Data items
□ □ □

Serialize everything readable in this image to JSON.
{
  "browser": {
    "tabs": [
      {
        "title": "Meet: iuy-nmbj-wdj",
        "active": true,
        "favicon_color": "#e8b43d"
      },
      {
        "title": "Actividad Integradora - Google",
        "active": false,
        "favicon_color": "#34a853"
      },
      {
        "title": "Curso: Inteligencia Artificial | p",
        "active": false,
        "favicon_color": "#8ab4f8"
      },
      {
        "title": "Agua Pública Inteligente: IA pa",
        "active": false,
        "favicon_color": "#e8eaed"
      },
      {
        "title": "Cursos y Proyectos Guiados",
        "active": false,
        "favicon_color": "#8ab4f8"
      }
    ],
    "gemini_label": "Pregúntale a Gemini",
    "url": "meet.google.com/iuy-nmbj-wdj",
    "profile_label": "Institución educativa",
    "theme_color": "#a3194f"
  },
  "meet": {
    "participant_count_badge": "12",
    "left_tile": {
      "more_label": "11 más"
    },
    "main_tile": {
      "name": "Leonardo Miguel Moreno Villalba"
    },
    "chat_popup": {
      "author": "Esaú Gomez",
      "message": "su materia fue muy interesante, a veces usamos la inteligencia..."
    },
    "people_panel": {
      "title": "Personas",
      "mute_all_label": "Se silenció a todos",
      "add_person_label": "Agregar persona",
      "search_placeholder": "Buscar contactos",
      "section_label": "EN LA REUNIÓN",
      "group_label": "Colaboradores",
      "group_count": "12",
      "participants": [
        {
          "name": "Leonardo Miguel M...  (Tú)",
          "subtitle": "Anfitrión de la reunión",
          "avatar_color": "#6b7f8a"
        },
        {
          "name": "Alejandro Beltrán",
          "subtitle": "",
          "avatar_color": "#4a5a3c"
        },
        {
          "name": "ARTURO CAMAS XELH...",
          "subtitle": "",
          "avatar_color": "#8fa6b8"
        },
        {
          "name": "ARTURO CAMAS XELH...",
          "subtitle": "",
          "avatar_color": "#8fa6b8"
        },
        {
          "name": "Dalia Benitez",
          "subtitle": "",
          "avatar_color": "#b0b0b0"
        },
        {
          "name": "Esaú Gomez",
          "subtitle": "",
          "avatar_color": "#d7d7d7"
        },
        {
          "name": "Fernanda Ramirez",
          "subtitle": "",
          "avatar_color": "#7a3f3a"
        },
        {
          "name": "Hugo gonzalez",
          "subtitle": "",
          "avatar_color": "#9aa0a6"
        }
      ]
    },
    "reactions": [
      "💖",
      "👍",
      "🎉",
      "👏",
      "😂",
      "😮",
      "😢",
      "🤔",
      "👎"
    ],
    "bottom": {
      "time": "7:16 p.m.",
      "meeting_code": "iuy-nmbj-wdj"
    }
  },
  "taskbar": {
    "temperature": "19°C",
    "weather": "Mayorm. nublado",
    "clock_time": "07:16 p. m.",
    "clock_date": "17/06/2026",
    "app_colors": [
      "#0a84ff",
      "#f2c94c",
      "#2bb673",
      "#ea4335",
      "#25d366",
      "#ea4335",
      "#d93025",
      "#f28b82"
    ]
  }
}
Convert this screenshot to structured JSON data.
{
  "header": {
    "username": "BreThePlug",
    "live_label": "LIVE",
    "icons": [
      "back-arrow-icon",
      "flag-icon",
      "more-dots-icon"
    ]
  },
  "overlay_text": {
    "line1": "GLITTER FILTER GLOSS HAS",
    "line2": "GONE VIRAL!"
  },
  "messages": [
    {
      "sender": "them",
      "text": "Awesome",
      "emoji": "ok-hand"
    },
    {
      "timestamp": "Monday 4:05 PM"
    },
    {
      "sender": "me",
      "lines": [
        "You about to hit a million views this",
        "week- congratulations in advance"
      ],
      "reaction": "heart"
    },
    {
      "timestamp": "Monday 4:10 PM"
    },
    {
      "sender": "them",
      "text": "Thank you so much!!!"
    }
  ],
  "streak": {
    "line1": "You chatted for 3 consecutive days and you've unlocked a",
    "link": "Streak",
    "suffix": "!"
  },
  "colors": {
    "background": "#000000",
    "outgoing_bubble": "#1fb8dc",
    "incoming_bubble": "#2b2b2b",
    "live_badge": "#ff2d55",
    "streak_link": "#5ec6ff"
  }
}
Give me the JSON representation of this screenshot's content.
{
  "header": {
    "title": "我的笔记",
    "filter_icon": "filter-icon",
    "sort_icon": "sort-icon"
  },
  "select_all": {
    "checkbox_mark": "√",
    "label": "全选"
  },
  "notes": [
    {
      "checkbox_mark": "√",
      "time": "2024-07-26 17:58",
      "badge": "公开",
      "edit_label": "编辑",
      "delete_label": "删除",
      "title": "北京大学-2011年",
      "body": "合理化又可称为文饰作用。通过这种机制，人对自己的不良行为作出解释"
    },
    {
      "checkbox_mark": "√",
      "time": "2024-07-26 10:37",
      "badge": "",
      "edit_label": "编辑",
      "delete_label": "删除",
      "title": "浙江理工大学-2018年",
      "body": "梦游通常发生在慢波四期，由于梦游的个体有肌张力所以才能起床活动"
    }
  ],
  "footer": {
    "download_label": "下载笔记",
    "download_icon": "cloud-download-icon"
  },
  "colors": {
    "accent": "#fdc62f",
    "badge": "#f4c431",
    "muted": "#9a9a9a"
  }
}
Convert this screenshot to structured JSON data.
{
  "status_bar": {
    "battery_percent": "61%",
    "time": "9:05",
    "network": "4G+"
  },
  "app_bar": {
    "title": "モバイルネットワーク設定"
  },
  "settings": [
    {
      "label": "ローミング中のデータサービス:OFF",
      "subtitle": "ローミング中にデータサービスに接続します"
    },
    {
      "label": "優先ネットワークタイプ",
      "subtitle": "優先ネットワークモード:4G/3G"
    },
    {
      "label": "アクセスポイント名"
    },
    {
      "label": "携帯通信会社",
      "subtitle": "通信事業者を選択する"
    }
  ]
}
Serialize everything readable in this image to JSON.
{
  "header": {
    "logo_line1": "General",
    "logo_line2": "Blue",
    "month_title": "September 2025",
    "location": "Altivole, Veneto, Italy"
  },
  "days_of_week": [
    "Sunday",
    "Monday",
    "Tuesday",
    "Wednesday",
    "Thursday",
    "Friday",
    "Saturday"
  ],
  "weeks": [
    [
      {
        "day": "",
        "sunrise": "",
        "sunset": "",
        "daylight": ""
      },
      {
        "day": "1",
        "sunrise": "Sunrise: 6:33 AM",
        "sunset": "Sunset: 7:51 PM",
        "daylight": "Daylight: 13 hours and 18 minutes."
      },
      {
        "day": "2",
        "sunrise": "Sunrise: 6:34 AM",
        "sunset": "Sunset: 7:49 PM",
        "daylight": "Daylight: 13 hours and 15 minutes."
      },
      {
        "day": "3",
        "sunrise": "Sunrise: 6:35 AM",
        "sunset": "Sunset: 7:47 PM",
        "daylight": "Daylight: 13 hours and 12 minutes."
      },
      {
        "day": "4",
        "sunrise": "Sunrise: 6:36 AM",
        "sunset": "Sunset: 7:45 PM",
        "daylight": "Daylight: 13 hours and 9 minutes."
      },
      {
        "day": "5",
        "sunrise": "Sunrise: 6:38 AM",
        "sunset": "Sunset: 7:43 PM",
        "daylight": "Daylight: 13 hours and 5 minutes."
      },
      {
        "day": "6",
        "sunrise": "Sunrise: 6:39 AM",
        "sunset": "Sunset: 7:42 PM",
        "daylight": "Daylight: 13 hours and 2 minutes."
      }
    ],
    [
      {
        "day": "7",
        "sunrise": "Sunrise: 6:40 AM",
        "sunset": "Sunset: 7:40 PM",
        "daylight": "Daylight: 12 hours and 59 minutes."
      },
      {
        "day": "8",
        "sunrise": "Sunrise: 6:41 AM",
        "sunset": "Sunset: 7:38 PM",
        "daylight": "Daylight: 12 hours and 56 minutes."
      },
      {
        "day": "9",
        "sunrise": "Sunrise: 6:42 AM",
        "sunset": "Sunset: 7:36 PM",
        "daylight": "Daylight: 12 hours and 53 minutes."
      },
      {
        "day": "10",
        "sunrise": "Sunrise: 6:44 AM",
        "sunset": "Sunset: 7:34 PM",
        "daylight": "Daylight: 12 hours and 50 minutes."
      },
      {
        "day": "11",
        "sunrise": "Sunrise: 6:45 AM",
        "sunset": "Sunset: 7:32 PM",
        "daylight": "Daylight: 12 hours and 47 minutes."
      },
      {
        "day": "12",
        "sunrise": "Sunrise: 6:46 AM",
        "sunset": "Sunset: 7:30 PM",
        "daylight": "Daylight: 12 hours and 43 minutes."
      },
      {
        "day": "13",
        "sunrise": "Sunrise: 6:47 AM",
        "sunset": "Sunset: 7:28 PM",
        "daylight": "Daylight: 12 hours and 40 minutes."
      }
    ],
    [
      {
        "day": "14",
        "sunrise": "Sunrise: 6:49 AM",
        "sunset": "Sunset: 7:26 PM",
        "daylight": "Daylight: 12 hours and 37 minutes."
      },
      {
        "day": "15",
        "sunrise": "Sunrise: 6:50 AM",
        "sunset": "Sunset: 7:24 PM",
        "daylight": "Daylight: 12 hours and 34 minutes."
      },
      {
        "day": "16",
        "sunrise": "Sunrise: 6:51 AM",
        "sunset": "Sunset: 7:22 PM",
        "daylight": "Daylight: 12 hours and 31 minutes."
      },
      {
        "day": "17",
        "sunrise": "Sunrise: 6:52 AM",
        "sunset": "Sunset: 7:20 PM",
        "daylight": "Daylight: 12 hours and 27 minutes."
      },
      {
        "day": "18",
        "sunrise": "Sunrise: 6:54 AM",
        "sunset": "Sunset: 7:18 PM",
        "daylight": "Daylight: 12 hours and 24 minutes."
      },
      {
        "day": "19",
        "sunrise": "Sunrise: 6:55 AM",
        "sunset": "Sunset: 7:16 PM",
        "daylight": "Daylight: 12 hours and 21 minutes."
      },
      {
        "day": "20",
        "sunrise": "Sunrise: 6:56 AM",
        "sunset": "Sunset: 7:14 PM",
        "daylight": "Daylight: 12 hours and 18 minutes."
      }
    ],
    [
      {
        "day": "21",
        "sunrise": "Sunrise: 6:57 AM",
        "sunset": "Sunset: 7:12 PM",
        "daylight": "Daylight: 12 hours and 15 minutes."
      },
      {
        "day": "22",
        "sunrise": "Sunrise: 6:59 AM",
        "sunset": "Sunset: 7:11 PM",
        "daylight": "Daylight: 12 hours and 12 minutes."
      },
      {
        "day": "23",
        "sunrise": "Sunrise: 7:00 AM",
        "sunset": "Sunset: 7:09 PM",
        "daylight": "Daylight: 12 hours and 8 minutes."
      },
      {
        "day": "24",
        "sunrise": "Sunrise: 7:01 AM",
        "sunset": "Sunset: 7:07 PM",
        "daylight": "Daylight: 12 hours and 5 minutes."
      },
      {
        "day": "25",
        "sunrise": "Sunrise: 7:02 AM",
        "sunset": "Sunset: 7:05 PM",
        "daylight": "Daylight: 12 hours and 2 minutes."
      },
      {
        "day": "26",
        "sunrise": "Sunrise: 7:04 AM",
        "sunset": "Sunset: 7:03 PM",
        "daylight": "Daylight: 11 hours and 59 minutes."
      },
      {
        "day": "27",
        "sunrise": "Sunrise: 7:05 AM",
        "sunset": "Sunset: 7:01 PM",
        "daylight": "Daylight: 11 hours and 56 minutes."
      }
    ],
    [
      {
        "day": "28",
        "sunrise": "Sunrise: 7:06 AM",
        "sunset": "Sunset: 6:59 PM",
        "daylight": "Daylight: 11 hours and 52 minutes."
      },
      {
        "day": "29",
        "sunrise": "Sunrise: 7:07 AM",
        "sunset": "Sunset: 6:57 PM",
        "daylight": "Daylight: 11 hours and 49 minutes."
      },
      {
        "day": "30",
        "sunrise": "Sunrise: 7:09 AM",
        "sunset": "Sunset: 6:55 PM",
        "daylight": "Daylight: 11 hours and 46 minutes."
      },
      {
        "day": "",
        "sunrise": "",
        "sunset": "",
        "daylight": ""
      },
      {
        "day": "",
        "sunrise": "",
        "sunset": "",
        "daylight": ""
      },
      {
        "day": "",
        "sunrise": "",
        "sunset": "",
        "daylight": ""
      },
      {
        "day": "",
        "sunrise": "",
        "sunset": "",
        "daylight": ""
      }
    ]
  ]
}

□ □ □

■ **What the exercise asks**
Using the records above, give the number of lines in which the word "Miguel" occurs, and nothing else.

■ **Result of the task**
2